Public Health England: Covid-19 vaccination guide for all women of childbearing age, pregnant or breastfeeding 

Perinatal mental health (PMH) problems are those which occur during pregnancy or in the first year following the birth of a child. Perinatal mental illness affects up to 20% of new and expectant mums and covers a wide range of conditions.

If left untreated, mental health issues can have significant and long-lasting effects on the woman, the child, and the wider family.

Getting help and support

Talk to your GP

You can always talk to your doctor about your mental health. They can discuss your options for treatment and support, refer you to services and prescribe medication.

Antenatal care

You are likely to be in contact with several different health professionals while you are pregnant. At some point, they should ask you about your mental health and how you're feeling during pregnancy. If they don't ask, you can always bring up any concerns you have.

The NHS website has information about the health professionals who may support you during pregnancy. You can also visit the NHS's Start4Life website for information about pregnancy and becoming a new parent.

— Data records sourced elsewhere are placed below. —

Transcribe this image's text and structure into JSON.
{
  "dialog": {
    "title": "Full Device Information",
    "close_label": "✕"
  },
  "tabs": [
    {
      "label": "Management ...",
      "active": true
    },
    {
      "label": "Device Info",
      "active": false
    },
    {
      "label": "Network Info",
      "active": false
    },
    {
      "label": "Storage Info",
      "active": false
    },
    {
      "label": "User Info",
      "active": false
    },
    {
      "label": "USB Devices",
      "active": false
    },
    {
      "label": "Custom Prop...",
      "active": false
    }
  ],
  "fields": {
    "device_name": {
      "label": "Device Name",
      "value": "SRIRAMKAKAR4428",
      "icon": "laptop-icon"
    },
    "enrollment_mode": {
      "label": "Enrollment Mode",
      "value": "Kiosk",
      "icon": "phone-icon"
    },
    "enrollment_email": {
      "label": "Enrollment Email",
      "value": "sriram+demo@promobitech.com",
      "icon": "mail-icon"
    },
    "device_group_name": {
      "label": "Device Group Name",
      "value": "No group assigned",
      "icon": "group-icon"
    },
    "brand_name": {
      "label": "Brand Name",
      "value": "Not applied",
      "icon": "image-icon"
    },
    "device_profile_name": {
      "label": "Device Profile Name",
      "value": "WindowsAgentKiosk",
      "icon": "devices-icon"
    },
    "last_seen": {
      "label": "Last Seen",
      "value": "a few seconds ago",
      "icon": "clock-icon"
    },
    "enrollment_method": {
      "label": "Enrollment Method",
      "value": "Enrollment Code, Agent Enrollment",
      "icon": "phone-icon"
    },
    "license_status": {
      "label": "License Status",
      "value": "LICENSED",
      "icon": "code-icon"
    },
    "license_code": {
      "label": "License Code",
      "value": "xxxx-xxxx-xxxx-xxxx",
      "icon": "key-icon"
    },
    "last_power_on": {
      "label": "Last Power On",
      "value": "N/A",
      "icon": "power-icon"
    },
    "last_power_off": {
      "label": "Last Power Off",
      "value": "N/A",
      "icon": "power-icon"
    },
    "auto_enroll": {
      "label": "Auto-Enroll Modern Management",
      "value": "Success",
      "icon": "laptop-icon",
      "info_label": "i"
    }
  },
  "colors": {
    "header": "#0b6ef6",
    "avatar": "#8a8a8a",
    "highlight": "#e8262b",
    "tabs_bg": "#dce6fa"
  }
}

Your health visitor

Your health visitor can offer support for looking after your baby and managing your mental health. You can also talk to them about anything you're worried about, or any difficult feelings or thoughts you're having.

They can let you know about other services in your area, or they might suggest that you speak to your doctor.

Perinatal mental health services

There are specialist mental health services in some parts of the country for anyone who is pregnant or has recently given birth. These are called perinatal mental health services. They include teams of specialist nurses and doctors, as well as specialist hospital wards called mother and baby units (MBUs).

Mother and baby units (MBUs) are specialist psychiatric wards in hospitals. You can be admitted to an MBU with your baby if you are having mental health problems during pregnancy or after giving birth.

The MBU can give you treatment and support for your mental health problem. They can also support you in developing parenting skills and bonding with your baby.

Voluntary organisations and charities

There are several voluntary organisations and charities who offer a range of support to families and new parents:

  • Family Lives offers confidential support, information and advice for parents.
  • Home Start offers a service which pairs you with a volunteer who visits you to offer practical and emotional support.
  • Family Action offers specialist support services for parents with a mental health problem. This includes services during pregnancy and after giving birth.
  • NCT runs a range of courses for new parents and has a membership that runs activities and social groups.
  • The Association for Postnatal Illness (APNI) offers information and support about postnatal depression. This includes information for partners and carers.
  • The Breastfeeding Network offers nationwide support about breastfeeding.

Source: www.mind.org.uk

Tavistock Relationships

Tavistock Relationships are offering free relationship support for all NHS staff and social care workers.

Staff will be offered between four to six confidential and flexible sessions (mornings, evenings or weekends) with therapists via online therapy or as an individual or as a couple.

If you would like to access this offer, complete our self-referral form and select the option 'Couples counselling/Relationship difficulties'. A Keeping Well practitioner will help signpost you to more information or get in touch with Tavistock Relationships directly here


Relate is a charity that provides counselling services for every type of relationship. They can help with marriage, LGBT issues, divorce and parenting.

Marriage Care

Marriage Care is a national charity, specializing in adult couple relationships. They provide support for couples and individuals to build and sustain strong, fulfilling, healthy relationships.